» Directions for this task
Please give the data again in full, precisely as it is written.
--- Entries provided Enclosed Below ---
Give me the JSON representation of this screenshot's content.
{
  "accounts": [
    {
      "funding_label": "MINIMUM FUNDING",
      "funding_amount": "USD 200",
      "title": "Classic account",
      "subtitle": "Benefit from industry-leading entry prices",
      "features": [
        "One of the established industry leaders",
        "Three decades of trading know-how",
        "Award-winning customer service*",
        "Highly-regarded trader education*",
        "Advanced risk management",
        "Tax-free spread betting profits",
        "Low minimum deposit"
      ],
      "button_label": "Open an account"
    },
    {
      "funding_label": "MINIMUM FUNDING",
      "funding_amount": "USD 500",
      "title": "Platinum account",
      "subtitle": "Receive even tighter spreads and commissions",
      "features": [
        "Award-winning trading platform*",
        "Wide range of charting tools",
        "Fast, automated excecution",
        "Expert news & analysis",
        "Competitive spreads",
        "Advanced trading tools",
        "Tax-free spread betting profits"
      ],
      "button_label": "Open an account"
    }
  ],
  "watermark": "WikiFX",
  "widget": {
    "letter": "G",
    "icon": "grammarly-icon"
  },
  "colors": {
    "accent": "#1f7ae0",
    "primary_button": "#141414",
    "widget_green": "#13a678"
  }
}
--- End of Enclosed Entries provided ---
» Response for this exercise
Give me the JSON representation of this screenshot's content.
{
  "accounts": [
    {
      "funding_label": "MINIMUM FUNDING",
      "funding_amount": "USD 200",
      "title": "Classic account",
      "subtitle": "Benefit from industry-leading entry prices",
      "features": [
        "One of the established industry leaders",
        "Three decades of trading know-how",
        "Award-winning customer service*",
        "Highly-regarded trader education*",
        "Advanced risk management",
        "Tax-free spread betting profits",
        "Low minimum deposit"
      ],
      "button_label": "Open an account"
    },
    {
      "funding_label": "MINIMUM FUNDING",
      "funding_amount": "USD 500",
      "title": "Platinum account",
      "subtitle": "Receive even tighter spreads and commissions",
      "features": [
        "Award-winning trading platform*",
        "Wide range of charting tools",
        "Fast, automated excecution",
        "Expert news & analysis",
        "Competitive spreads",
        "Advanced trading tools",
        "Tax-free spread betting profits"
      ],
      "button_label": "Open an account"
    }
  ],
  "watermark": "WikiFX",
  "widget": {
    "letter": "G",
    "icon": "grammarly-icon"
  },
  "colors": {
    "accent": "#1f7ae0",
    "primary_button": "#141414",
    "widget_green": "#13a678"
  }
}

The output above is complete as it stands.